• TASK ITEM
Read the material below. Count the lines containing "PAGE" and give that count alone.
· · · · · · ·
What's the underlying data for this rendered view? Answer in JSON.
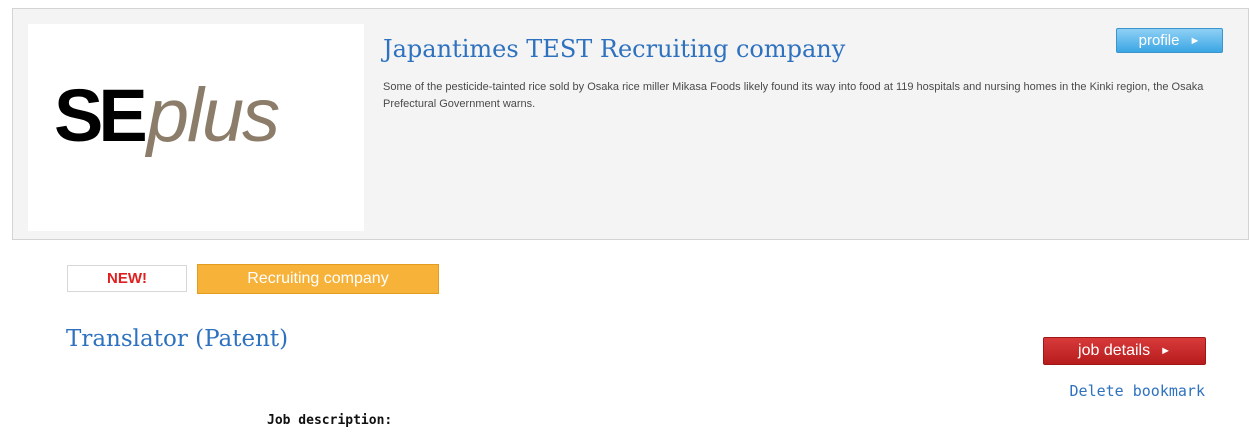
{
  "company": {
    "logo": {
      "prefix": "SE",
      "suffix": "plus"
    },
    "name": "Japantimes TEST Recruiting company",
    "description": "Some of the pesticide-tainted rice sold by Osaka rice miller Mikasa Foods likely found its way into food at 119 hospitals and nursing homes in the Kinki region, the Osaka Prefectural Government warns.",
    "profile_button_label": "profile",
    "profile_button_arrow": "►"
  },
  "badges": {
    "new_label": "NEW!",
    "recruiting_label": "Recruiting company"
  },
  "job": {
    "title": "Translator (Patent)",
    "details_button_label": "job details",
    "details_button_arrow": "►",
    "delete_bookmark_label": "Delete bookmark",
    "description_label": "Job description:"
  },
  "colors": {
    "link_blue": "#2e72bf",
    "profile_button": "#3aa6e4",
    "recruiting_badge": "#f6b239",
    "new_badge_text": "#e02020",
    "job_details_button": "#c62828"
  }
}
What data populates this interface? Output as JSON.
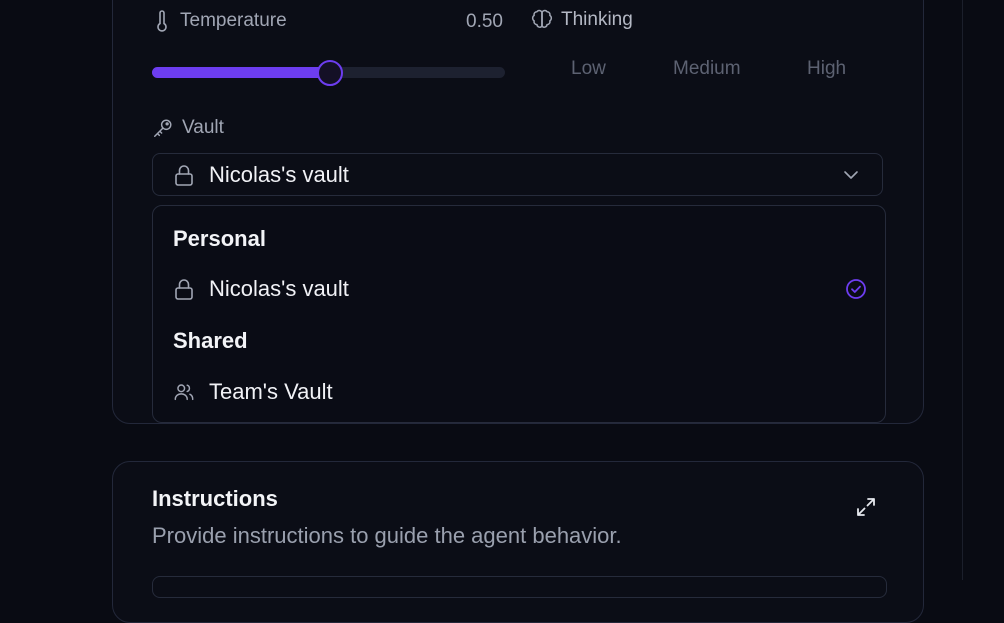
{
  "temperature": {
    "label": "Temperature",
    "value_text": "0.50",
    "value": 0.5
  },
  "thinking": {
    "label": "Thinking",
    "options": [
      "Low",
      "Medium",
      "High"
    ]
  },
  "vault": {
    "label": "Vault",
    "selected": "Nicolas's vault",
    "menu": {
      "groups": [
        {
          "title": "Personal",
          "items": [
            {
              "label": "Nicolas's vault",
              "icon": "lock-icon",
              "checked": true
            }
          ]
        },
        {
          "title": "Shared",
          "items": [
            {
              "label": "Team's Vault",
              "icon": "users-icon",
              "checked": false
            }
          ]
        }
      ]
    }
  },
  "instructions": {
    "title": "Instructions",
    "subtitle": "Provide instructions to guide the agent behavior."
  },
  "colors": {
    "accent": "#6d3df0",
    "background": "#090b13",
    "muted": "#5d6272"
  }
}
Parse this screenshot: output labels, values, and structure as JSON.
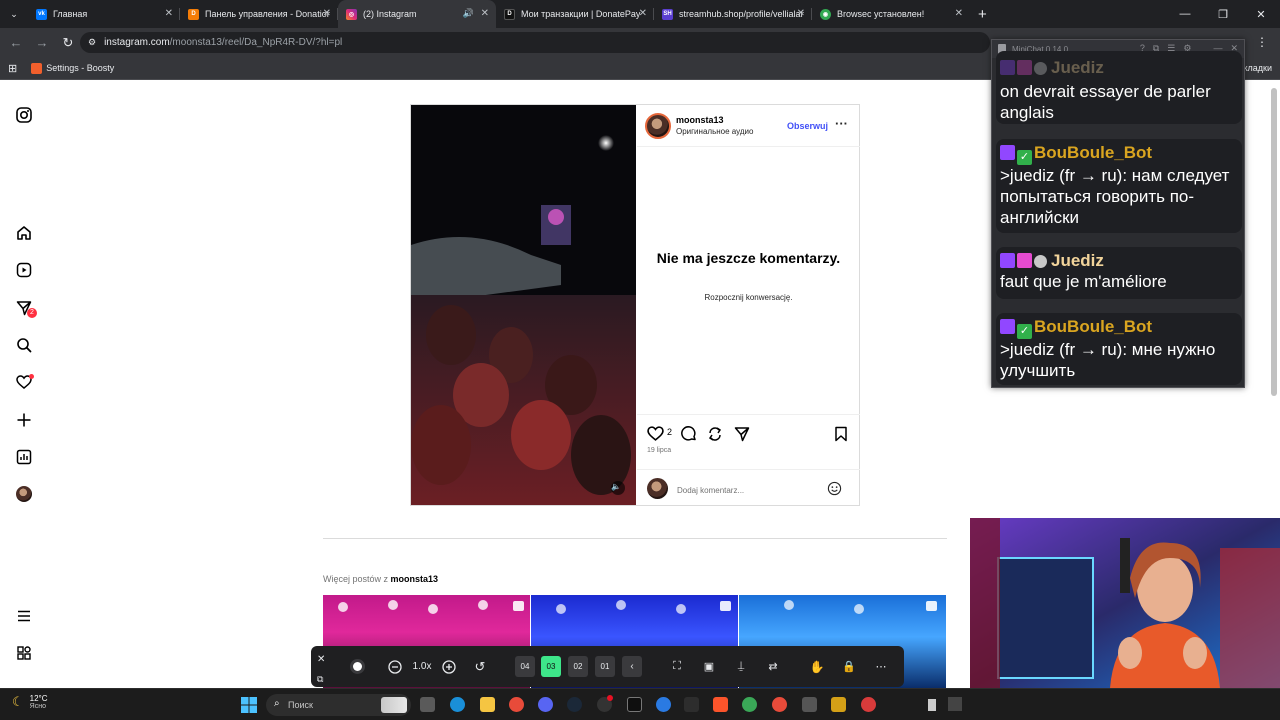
{
  "browser": {
    "tabs": [
      {
        "label": "Главная",
        "icon": "vk-icon",
        "color": "#0077ff",
        "active": false
      },
      {
        "label": "Панель управления - Donation",
        "icon": "donationalerts-icon",
        "color": "#f57d07",
        "active": false
      },
      {
        "label": "(2) Instagram",
        "icon": "instagram-icon",
        "color": "#e1306c",
        "active": true
      },
      {
        "label": "Мои транзакции | DonatePay",
        "icon": "donatepay-icon",
        "color": "#1c1c1c",
        "active": false
      },
      {
        "label": "streamhub.shop/profile/vellialan",
        "icon": "streamhub-icon",
        "color": "#5b3fd1",
        "active": false
      },
      {
        "label": "Browsec установлен!",
        "icon": "browsec-icon",
        "color": "#33a852",
        "active": false
      }
    ],
    "address": {
      "host": "instagram.com",
      "path": "/moonsta13/reel/Da_NpR4R-DV/?hl=pl"
    },
    "bookmarks": [
      {
        "label": "Settings - Boosty"
      }
    ],
    "bookmarks_right": "кладки"
  },
  "instagram": {
    "sidebar_badge": "2",
    "post": {
      "username": "moonsta13",
      "audio": "Оригинальное аудио",
      "follow": "Obserwuj",
      "more": "···",
      "no_comments": "Nie ma jeszcze komentarzy.",
      "start_conversation": "Rozpocznij konwersację.",
      "likes": "2",
      "date": "19 lipca",
      "add_comment_placeholder": "Dodaj komentarz..."
    },
    "more_posts_prefix": "Więcej postów z",
    "more_posts_user": "moonsta13"
  },
  "zoom_toolbar": {
    "zoom_level": "1.0x",
    "presets": [
      {
        "label": "04",
        "active": false
      },
      {
        "label": "03",
        "active": true
      },
      {
        "label": "02",
        "active": false
      },
      {
        "label": "01",
        "active": false
      }
    ],
    "accent": "#3ee68a"
  },
  "minichat": {
    "title": "MiniChat 0.14.0",
    "messages": [
      {
        "user": "Juediz",
        "user_color": "#f2d49b",
        "text": "on devrait essayer de parler anglais",
        "badges": [
          "twitch",
          "gem",
          "ghost"
        ]
      },
      {
        "user": "BouBoule_Bot",
        "user_color": "#daa520",
        "text": ">juediz (fr → ru): нам следует попытаться говорить по-английски",
        "badges": [
          "twitch",
          "check"
        ]
      },
      {
        "user": "Juediz",
        "user_color": "#f2d49b",
        "text": "faut que je m'améliore",
        "badges": [
          "twitch",
          "gem",
          "ghost"
        ]
      },
      {
        "user": "BouBoule_Bot",
        "user_color": "#daa520",
        "text": ">juediz (fr → ru): мне нужно улучшить",
        "badges": [
          "twitch",
          "check"
        ]
      }
    ]
  },
  "taskbar": {
    "temperature": "12°C",
    "weather": "Ясно",
    "search_placeholder": "Поиск"
  }
}
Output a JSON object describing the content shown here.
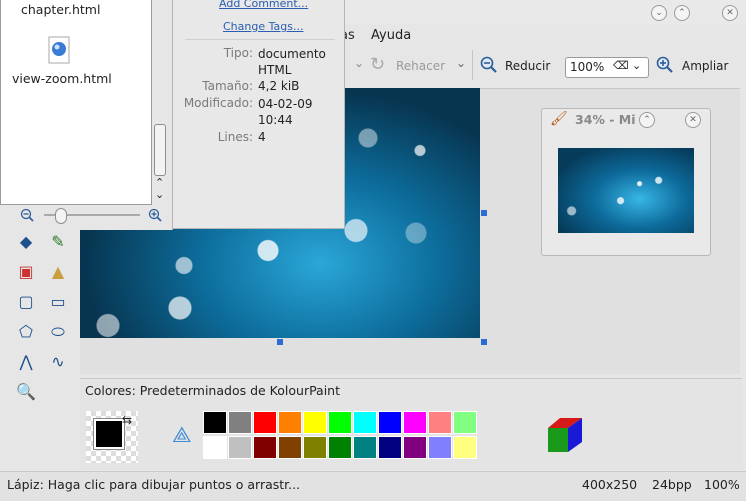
{
  "menubar": {
    "items": [
      "as",
      "Ayuda"
    ]
  },
  "toolbar": {
    "redo_label": "Rehacer",
    "zoom_out_label": "Reducir",
    "zoom_value": "100%",
    "zoom_in_label": "Ampliar"
  },
  "thumbnail": {
    "title": "34% - Mi"
  },
  "files": {
    "items": [
      "chapter.html",
      "view-zoom.html"
    ]
  },
  "info": {
    "add_comment": "Add Comment...",
    "change_tags": "Change Tags...",
    "rows": [
      {
        "label": "Tipo:",
        "value": "documento HTML"
      },
      {
        "label": "Tamaño:",
        "value": "4,2 kiB"
      },
      {
        "label": "Modificado:",
        "value": "04-02-09 10:44"
      },
      {
        "label": "Lines:",
        "value": "4"
      }
    ]
  },
  "colors": {
    "label_prefix": "Colores:",
    "label_scheme": "Predeterminados de KolourPaint",
    "palette_top": [
      "#000000",
      "#808080",
      "#ff0000",
      "#ff8000",
      "#ffff00",
      "#00ff00",
      "#00ffff",
      "#0000ff",
      "#ff00ff",
      "#ff8080",
      "#80ff80"
    ],
    "palette_bottom": [
      "#ffffff",
      "#c0c0c0",
      "#800000",
      "#804000",
      "#808000",
      "#008000",
      "#008080",
      "#000080",
      "#800080",
      "#8080ff",
      "#ffff80"
    ]
  },
  "status": {
    "message": "Lápiz: Haga clic para dibujar puntos o arrastr...",
    "size": "400x250",
    "depth": "24bpp",
    "zoom": "100%"
  }
}
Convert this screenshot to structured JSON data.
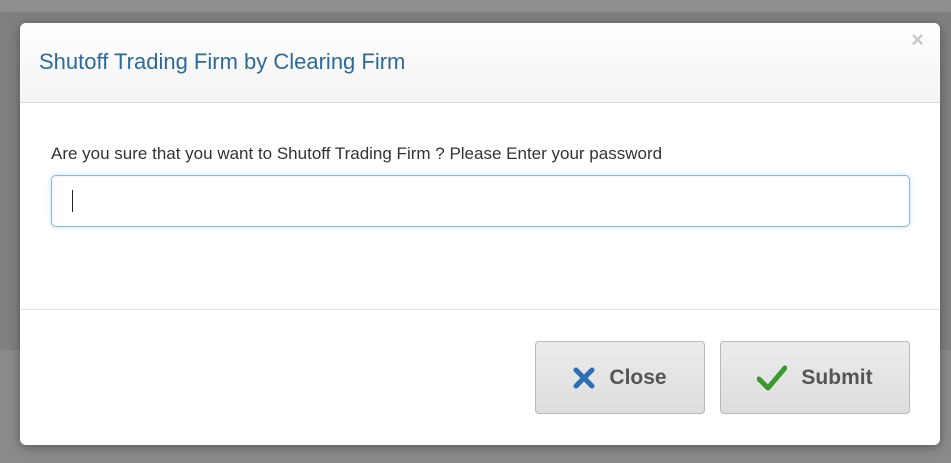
{
  "dialog": {
    "title": "Shutoff Trading Firm by Clearing Firm",
    "close_glyph": "×",
    "prompt": "Are you sure that you want to Shutoff Trading Firm ? Please Enter your password",
    "password_field": {
      "value": "",
      "placeholder": ""
    },
    "buttons": {
      "close_label": "Close",
      "submit_label": "Submit"
    },
    "icons": {
      "close": "x-icon",
      "submit": "check-icon"
    },
    "colors": {
      "title": "#2c6a99",
      "close_icon": "#2a6fb6",
      "submit_icon": "#3a9a2e",
      "input_focus_border": "#8fb8dc"
    }
  }
}
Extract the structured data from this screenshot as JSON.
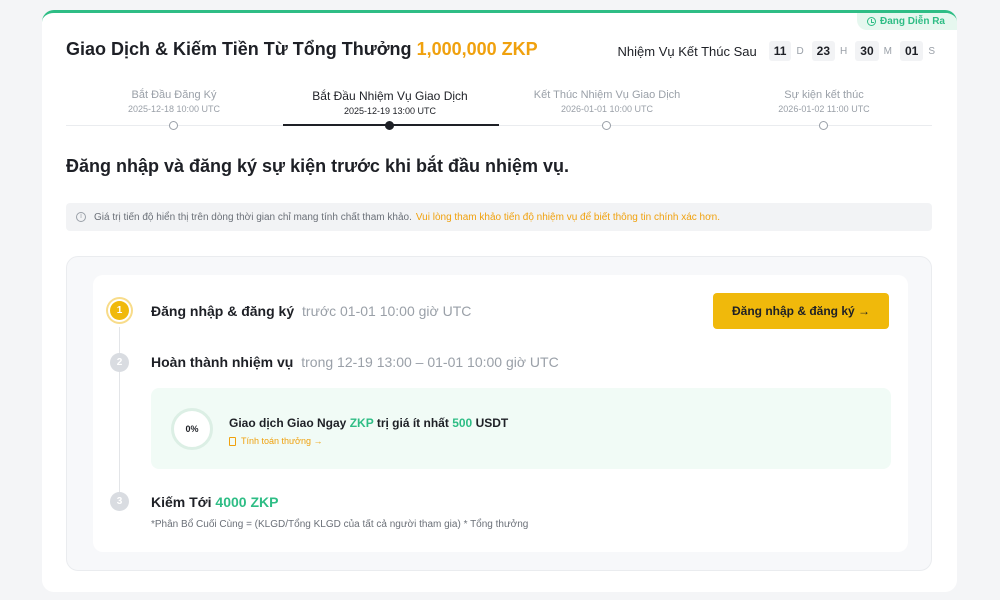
{
  "campaign": {
    "status_badge": "Đang Diễn Ra",
    "title": "Giao Dịch & Kiếm Tiền Từ Tổng Thưởng",
    "reward_pool": "1,000,000 ZKP"
  },
  "countdown": {
    "label": "Nhiệm Vụ Kết Thúc Sau",
    "days": "11",
    "days_unit": "D",
    "hours": "23",
    "hours_unit": "H",
    "minutes": "30",
    "minutes_unit": "M",
    "seconds": "01",
    "seconds_unit": "S"
  },
  "timeline": [
    {
      "name": "Bắt Đầu Đăng Ký",
      "date": "2025-12-18 10:00 UTC",
      "active": false
    },
    {
      "name": "Bắt Đầu Nhiệm Vụ Giao Dịch",
      "date": "2025-12-19 13:00 UTC",
      "active": true
    },
    {
      "name": "Kết Thúc Nhiệm Vụ Giao Dịch",
      "date": "2026-01-01 10:00 UTC",
      "active": false
    },
    {
      "name": "Sự kiện kết thúc",
      "date": "2026-01-02 11:00 UTC",
      "active": false
    }
  ],
  "headline": "Đăng nhập và đăng ký sự kiện trước khi bắt đầu nhiệm vụ.",
  "notice": {
    "text": "Giá trị tiến độ hiển thị trên dòng thời gian chỉ mang tính chất tham khảo.",
    "highlight": "Vui lòng tham khảo tiến độ nhiệm vụ để biết thông tin chính xác hơn."
  },
  "steps": {
    "step1": {
      "num": "1",
      "title": "Đăng nhập & đăng ký",
      "sub": "trước 01-01 10:00 giờ UTC",
      "button": "Đăng nhập & đăng ký →"
    },
    "step2": {
      "num": "2",
      "title": "Hoàn thành nhiệm vụ",
      "sub": "trong 12-19 13:00 – 01-01 10:00 giờ UTC"
    },
    "step3": {
      "num": "3",
      "title": "Kiếm Tới",
      "reward": "4000 ZKP",
      "formula": "*Phân Bổ Cuối Cùng = (KLGD/Tổng KLGD của tất cả người tham gia) * Tổng thưởng"
    }
  },
  "task": {
    "progress": "0%",
    "progress_value": 0,
    "text_prefix": "Giao dịch Giao Ngay",
    "token": "ZKP",
    "text_mid": "trị giá ít nhất",
    "amount": "500",
    "currency": "USDT",
    "link": "Tính toán thưởng →"
  },
  "colors": {
    "accent_green": "#2ebd85",
    "accent_yellow": "#f0b90b",
    "accent_orange": "#f0a10e",
    "text_primary": "#1e2026",
    "text_muted": "#9aa0a8"
  }
}
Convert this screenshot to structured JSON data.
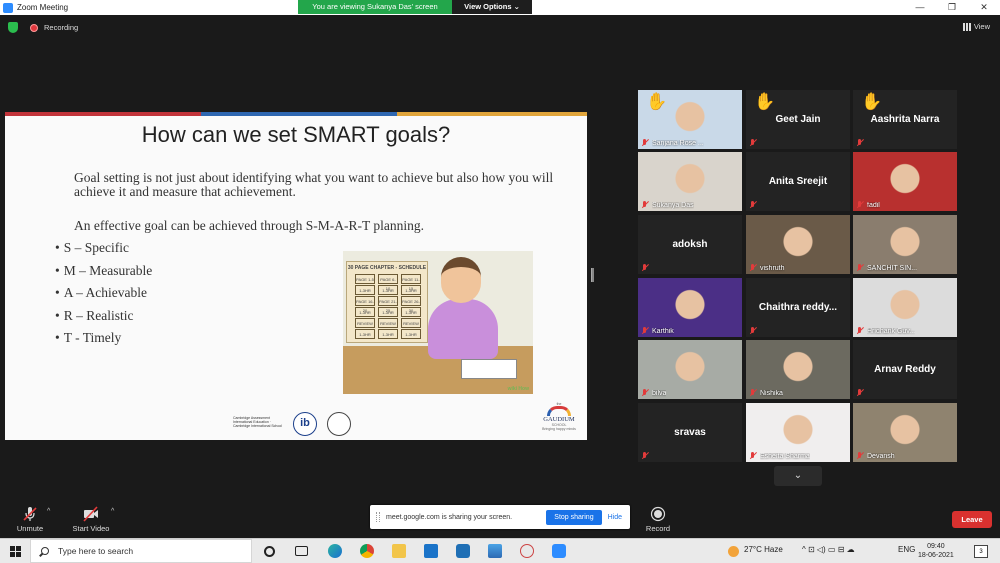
{
  "window": {
    "title": "Zoom Meeting",
    "min": "—",
    "max": "❐",
    "close": "✕"
  },
  "banner": {
    "message": "You are viewing Sukanya Das' screen",
    "view_options": "View Options ⌄"
  },
  "status": {
    "recording": "Recording",
    "view": "View"
  },
  "slide": {
    "title": "How can we set SMART goals?",
    "para1": "Goal setting is not just about identifying what you want to achieve but also how you will achieve it and measure that achievement.",
    "para2": "An effective goal can be achieved through S-M-A-R-T planning.",
    "list": [
      "S – Specific",
      "M – Measurable",
      "A – Achievable",
      "R – Realistic",
      "T - Timely"
    ],
    "illustration": {
      "heading": "30 PAGE CHAPTER - SCHEDULE",
      "cells": [
        "PAGE 1-5",
        "PAGE 6-10",
        "PAGE 11-15",
        "1-3HR",
        "1-3HR",
        "1-3HR",
        "PAGE 16-20",
        "PAGE 21-25",
        "PAGE 26-30",
        "1-3HR",
        "1-3HR",
        "1-3HR",
        "REVIEW",
        "REVIEW",
        "REVIEW",
        "1-3HR",
        "1-3HR",
        "1-3HR"
      ],
      "watermark": "wiki How"
    },
    "logos": {
      "cambridge": "Cambridge Assessment International Education · Cambridge International School",
      "ib": "ib",
      "gaudium": "GAUDIUM",
      "gaudium_sub": "SCHOOL",
      "gaudium_pre": "the",
      "gaudium_tag": "Bringing happy minds"
    }
  },
  "participants": [
    {
      "name": "Sanjana Rose ...",
      "video": true,
      "hand": true,
      "color": "#c9d9e8"
    },
    {
      "name": "Geet Jain",
      "video": false,
      "hand": true
    },
    {
      "name": "Aashrita Narra",
      "video": false,
      "hand": true
    },
    {
      "name": "Sukanya Das",
      "video": true,
      "active": true,
      "color": "#d9d4cc"
    },
    {
      "name": "Anita Sreejit",
      "video": false
    },
    {
      "name": "fadil",
      "video": true,
      "color": "#b8302f"
    },
    {
      "name": "adoksh",
      "video": false
    },
    {
      "name": "vishruth",
      "video": true,
      "color": "#6a5a48"
    },
    {
      "name": "SANCHIT SIN...",
      "video": true,
      "color": "#8a7d6e"
    },
    {
      "name": "Karthik",
      "video": true,
      "color": "#4b2f86"
    },
    {
      "name": "Chaithra  reddy...",
      "video": false
    },
    {
      "name": "Hridhank Guv...",
      "video": true,
      "color": "#dcdcdc"
    },
    {
      "name": "bilva",
      "video": true,
      "color": "#a7aba5"
    },
    {
      "name": "Nishika",
      "video": true,
      "color": "#6c6a60"
    },
    {
      "name": "Arnav Reddy",
      "video": false
    },
    {
      "name": "sravas",
      "video": false
    },
    {
      "name": "Esheita Sharma",
      "video": true,
      "color": "#f0eeee"
    },
    {
      "name": "Devansh",
      "video": true,
      "color": "#8f836f"
    }
  ],
  "gallery": {
    "scroll_down": "⌄"
  },
  "toolbar": {
    "unmute": "Unmute",
    "start_video": "Start Video",
    "record": "Record",
    "leave": "Leave",
    "caret": "^"
  },
  "share_bar": {
    "text": "meet.google.com is sharing your screen.",
    "stop": "Stop sharing",
    "hide": "Hide"
  },
  "taskbar": {
    "search_placeholder": "Type here to search",
    "weather": "27°C  Haze",
    "lang": "ENG",
    "time": "09:40",
    "date": "18-06-2021",
    "notifications": "3",
    "tray_icons": "^  ⊡  ◁)  ▭  ⊟  ☁"
  },
  "colors": {
    "accent": "#2d8cff",
    "banner_green": "#23a64b",
    "leave_red": "#d9312f",
    "stop_blue": "#1a73e8",
    "hand_yellow": "#f6c21c",
    "active_outline": "#d6d04a"
  }
}
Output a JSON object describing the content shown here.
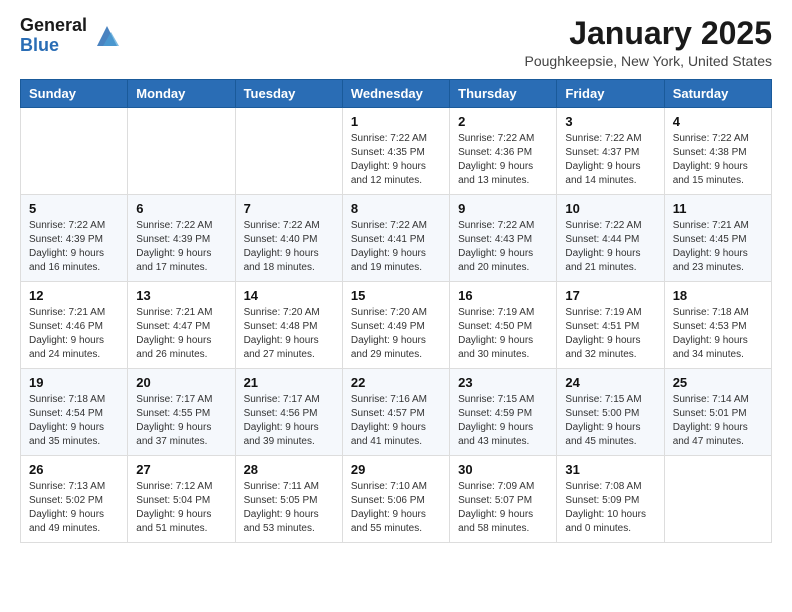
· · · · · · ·
• EXERCISE ANSWER
7